FRANKFURT, Germany (AP) — European Central Bank head Mario Draghi says that stimulus measures including negative interest rates will have to stay in place longer if governments do not step up spending to help growth.
Draghi was quoted Monday by the Financial Times as saying: “Our policies will continue to work, albeit at a slower pace than if governments were spending more.”
“We have countries that have fiscal space and don’t use it,” he said.
He argued that the 19 countries that use the euro need to set up a central spending capacity since individual governments tend to follow their own priorities and not those of the currency union.
France has proposed setting up such a central eurozone fund but other countries, including Germany, the biggest eurozone member, have successfully limited its size and confined its purpose to promoting pro-business reforms instead of stabilizing the economy in times of trouble.
Germany has continued to run budget surpluses although they have become smaller in recent budgets. A package of measures aimed at reducing carbon dioxide emissions as part of the campaign against global warming does involve more spending. But analysts at Deutsche Bank report that it is “no game changer” in budget terms because the spending will be largely offset by additional revenue.
The ECB’s stimulus measures have encountered particular criticism in the German news media and from a vocal minority on the bank’s 25-member rate-setting council.
The measures announced Sept. 12 include lowering a key interest benchmark to minus 0.5% from minus 0.4% and starting 20 billion euros ($22 billion) in monthly purchases of government and corporate bonds. The purchases are a way of pumping newly printed money into the economy to raise lending to companies, inflation and growth.
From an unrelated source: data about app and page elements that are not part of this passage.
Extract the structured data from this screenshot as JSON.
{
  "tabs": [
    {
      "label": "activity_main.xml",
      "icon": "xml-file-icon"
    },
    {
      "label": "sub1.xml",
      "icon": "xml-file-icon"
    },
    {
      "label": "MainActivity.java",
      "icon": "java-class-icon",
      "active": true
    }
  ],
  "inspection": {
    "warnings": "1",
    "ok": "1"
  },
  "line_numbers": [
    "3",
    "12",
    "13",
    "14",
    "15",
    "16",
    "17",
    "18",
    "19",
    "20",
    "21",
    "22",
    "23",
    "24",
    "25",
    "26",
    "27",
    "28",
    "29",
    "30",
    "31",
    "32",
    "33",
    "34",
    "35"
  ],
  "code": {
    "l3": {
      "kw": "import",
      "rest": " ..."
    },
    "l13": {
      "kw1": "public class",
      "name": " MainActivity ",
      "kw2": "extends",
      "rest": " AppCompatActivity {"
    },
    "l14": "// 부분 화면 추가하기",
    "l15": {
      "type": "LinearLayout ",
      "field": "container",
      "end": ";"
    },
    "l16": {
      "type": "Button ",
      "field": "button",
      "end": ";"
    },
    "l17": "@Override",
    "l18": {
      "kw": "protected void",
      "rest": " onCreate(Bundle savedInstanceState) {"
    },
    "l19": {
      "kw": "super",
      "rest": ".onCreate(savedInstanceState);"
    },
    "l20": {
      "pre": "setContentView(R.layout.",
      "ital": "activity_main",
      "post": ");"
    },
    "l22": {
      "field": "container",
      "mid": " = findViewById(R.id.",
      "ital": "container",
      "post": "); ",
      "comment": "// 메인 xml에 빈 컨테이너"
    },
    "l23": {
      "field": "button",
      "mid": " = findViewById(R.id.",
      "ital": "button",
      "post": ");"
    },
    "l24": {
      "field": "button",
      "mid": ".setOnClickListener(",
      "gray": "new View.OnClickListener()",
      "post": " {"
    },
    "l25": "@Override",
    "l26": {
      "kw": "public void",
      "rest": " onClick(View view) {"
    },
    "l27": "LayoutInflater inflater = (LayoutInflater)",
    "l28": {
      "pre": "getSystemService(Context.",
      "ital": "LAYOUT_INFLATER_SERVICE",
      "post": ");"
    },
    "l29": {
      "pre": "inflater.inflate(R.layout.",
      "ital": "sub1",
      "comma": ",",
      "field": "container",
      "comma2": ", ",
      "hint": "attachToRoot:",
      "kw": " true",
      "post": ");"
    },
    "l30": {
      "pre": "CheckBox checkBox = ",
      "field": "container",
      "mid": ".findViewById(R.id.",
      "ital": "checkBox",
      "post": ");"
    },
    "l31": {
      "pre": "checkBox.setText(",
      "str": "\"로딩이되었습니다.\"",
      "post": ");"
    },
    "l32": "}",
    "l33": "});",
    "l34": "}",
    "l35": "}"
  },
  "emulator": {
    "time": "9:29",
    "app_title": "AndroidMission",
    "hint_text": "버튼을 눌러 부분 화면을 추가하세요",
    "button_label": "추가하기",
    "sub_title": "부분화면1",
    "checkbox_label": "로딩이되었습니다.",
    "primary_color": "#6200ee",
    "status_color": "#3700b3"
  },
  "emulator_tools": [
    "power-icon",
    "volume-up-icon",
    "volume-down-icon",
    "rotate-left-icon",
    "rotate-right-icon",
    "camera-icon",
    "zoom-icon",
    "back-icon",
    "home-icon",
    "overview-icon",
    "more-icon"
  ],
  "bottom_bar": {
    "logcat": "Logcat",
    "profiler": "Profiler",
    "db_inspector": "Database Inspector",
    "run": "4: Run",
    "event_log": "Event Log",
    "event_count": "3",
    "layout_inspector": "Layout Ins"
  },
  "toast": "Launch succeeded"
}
Critics say the steps deprive savers of interest earnings and remove pressure on shakier eurozone governments to shape up their finances. Draghi counters that 11 million new jobs have been created in the currency union thanks to the central bank’s stimulus policies since the Great Recession.